As there are many modes and means of personalizing content, universities will have to determine the most appropriate place to start experimenting. However they begin, they should consider how they currently use their website and digital assets and then tailor those to be more versatile, targeted, and impactful.
There are numerous ways a university can start, but Miller said the first step should be small and focus on one thing: “Think about which changes will entail the fewest barriers to implement successfully and yield the highest ROI. Experiment with personalizing that one thing to start, observe what changes, and further build out your content customization roadmap from there.”

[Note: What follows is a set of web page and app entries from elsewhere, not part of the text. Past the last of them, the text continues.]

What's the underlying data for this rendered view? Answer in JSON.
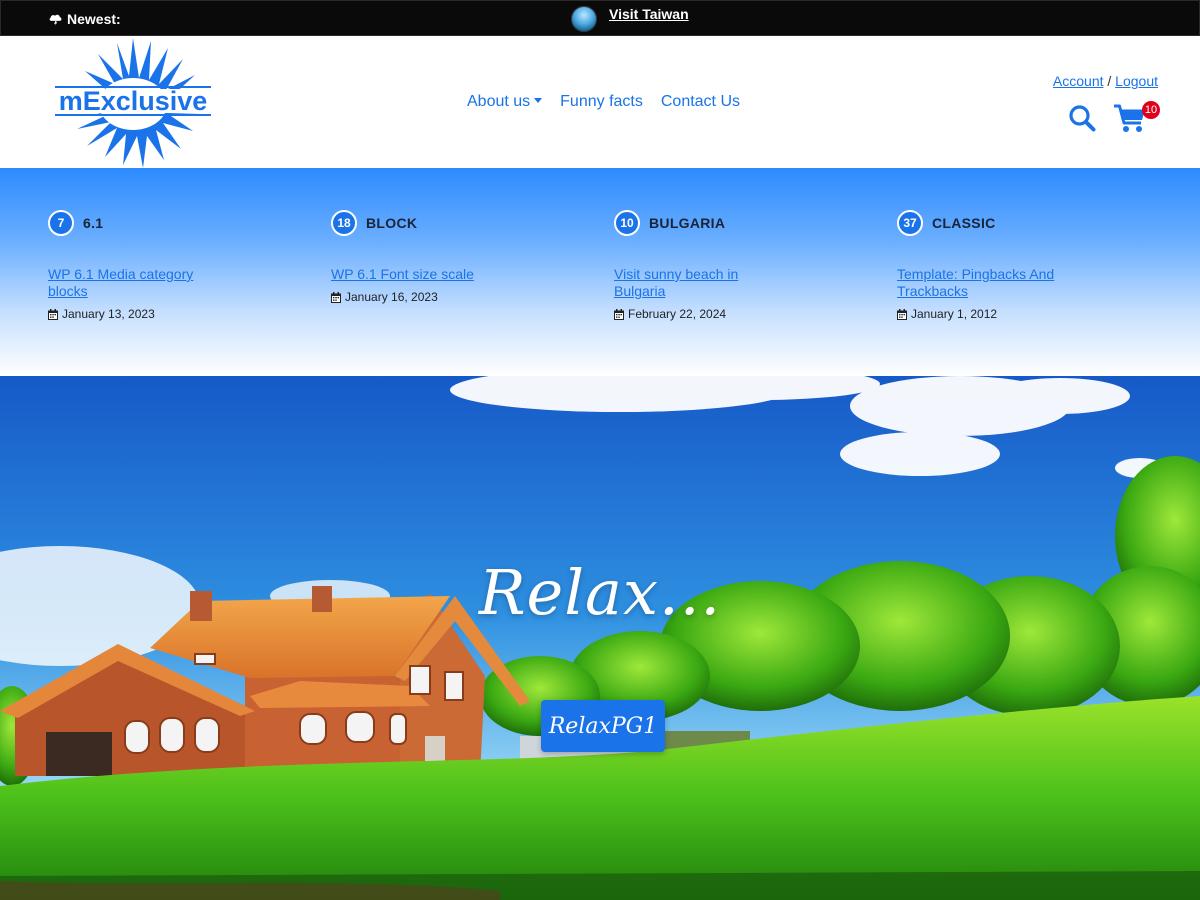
{
  "topbar": {
    "newest_label": "Newest:",
    "ticker_link": "Visit Taiwan"
  },
  "header": {
    "logo_text": "mExclusive",
    "nav": [
      {
        "label": "About us",
        "has_dropdown": true
      },
      {
        "label": "Funny facts"
      },
      {
        "label": "Contact Us"
      }
    ],
    "account_label": "Account",
    "separator": "/",
    "logout_label": "Logout",
    "cart_count": "10",
    "icons": [
      "search-icon",
      "cart-icon"
    ]
  },
  "categories": [
    {
      "count": "7",
      "name": "6.1",
      "post_title": "WP 6.1 Media category blocks",
      "date": "January 13, 2023"
    },
    {
      "count": "18",
      "name": "BLOCK",
      "post_title": "WP 6.1 Font size scale",
      "date": "January 16, 2023"
    },
    {
      "count": "10",
      "name": "BULGARIA",
      "post_title": "Visit sunny beach in Bulgaria",
      "date": "February 22, 2024"
    },
    {
      "count": "37",
      "name": "CLASSIC",
      "post_title": "Template: Pingbacks And Trackbacks",
      "date": "January 1, 2012"
    }
  ],
  "hero": {
    "title": "Relax...",
    "button_label": "RelaxPG1"
  },
  "colors": {
    "accent": "#1a73e8",
    "topbar_bg": "#0a0a0a",
    "badge": "#e0001a"
  }
}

Additionally, as higher ed institutions track and monitor each prospective student’s journey, they’ll need to ensure their insights and data are accurate. For instance, sending an email reminder to a prospective student to complete their application would be strange and jarring if they haven’t yet started to apply.
Once schools begin implementing their content personalization strategies, they need to assess the results of those strategies. They can analyze engagement metrics by:

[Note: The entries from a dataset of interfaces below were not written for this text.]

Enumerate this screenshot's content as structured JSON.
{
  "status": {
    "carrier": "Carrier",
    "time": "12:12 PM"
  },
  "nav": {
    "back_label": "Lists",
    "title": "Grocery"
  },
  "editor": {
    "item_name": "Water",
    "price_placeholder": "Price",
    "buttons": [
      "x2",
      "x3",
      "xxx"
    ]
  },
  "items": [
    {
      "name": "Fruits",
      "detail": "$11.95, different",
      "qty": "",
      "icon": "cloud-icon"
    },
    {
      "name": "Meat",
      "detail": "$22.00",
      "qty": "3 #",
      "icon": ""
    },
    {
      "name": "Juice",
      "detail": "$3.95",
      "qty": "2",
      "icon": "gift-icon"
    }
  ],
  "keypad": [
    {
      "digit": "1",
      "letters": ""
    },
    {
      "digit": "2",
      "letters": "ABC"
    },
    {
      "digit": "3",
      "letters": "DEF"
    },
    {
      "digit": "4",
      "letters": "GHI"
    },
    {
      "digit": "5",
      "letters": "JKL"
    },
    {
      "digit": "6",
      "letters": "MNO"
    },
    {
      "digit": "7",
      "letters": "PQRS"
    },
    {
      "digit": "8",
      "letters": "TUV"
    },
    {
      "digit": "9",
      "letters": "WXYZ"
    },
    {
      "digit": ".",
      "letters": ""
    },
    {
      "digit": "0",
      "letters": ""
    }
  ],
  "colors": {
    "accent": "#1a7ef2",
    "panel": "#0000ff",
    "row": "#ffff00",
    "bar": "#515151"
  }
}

- Observing how long it now takes a prospective student to convert from initially requesting information to submitting an application. If personalization tactics are effective, this period will become shorter than the average time it previously took students to convert.
- Monitoring how long users spend on a university webpage after it has been personalized. Schools will want to measure whether prospective students are scrolling through and actively engaging with the page. They can also determine whether the amount of time a visitor spends getting from one page to the next is shorter.
- Determining whether the university’s various online platforms are getting more engagement or clicks. Some other places to watch for heightened activity include remarketing via social media, email, and sponsored ads.
If a prospective student doesn’t engage after a school customizes their user experience, the school might infer that this specific personalization method or message wasn’t relevant. For instance, if a university sends a targeted email about admissions requirements and it doesn’t motivate the student to act, the school could conclude that was not the subject the student wanted to learn about next. With this information in mind, the school could conduct a semantic content analysis to close the loop. Or they could go back and experiment with other ways to personalize content and then test the effectiveness again.
Take the Next Step
A successful content personalization strategy can be beneficial in attracting and growing relationships with prospective students. Our team at Wiley Education Services has re-engineered the application and enrollment process to be more streamlined, meeting students where they are. Learn more about how our innovative marketing and brand management team can attract new students to your university.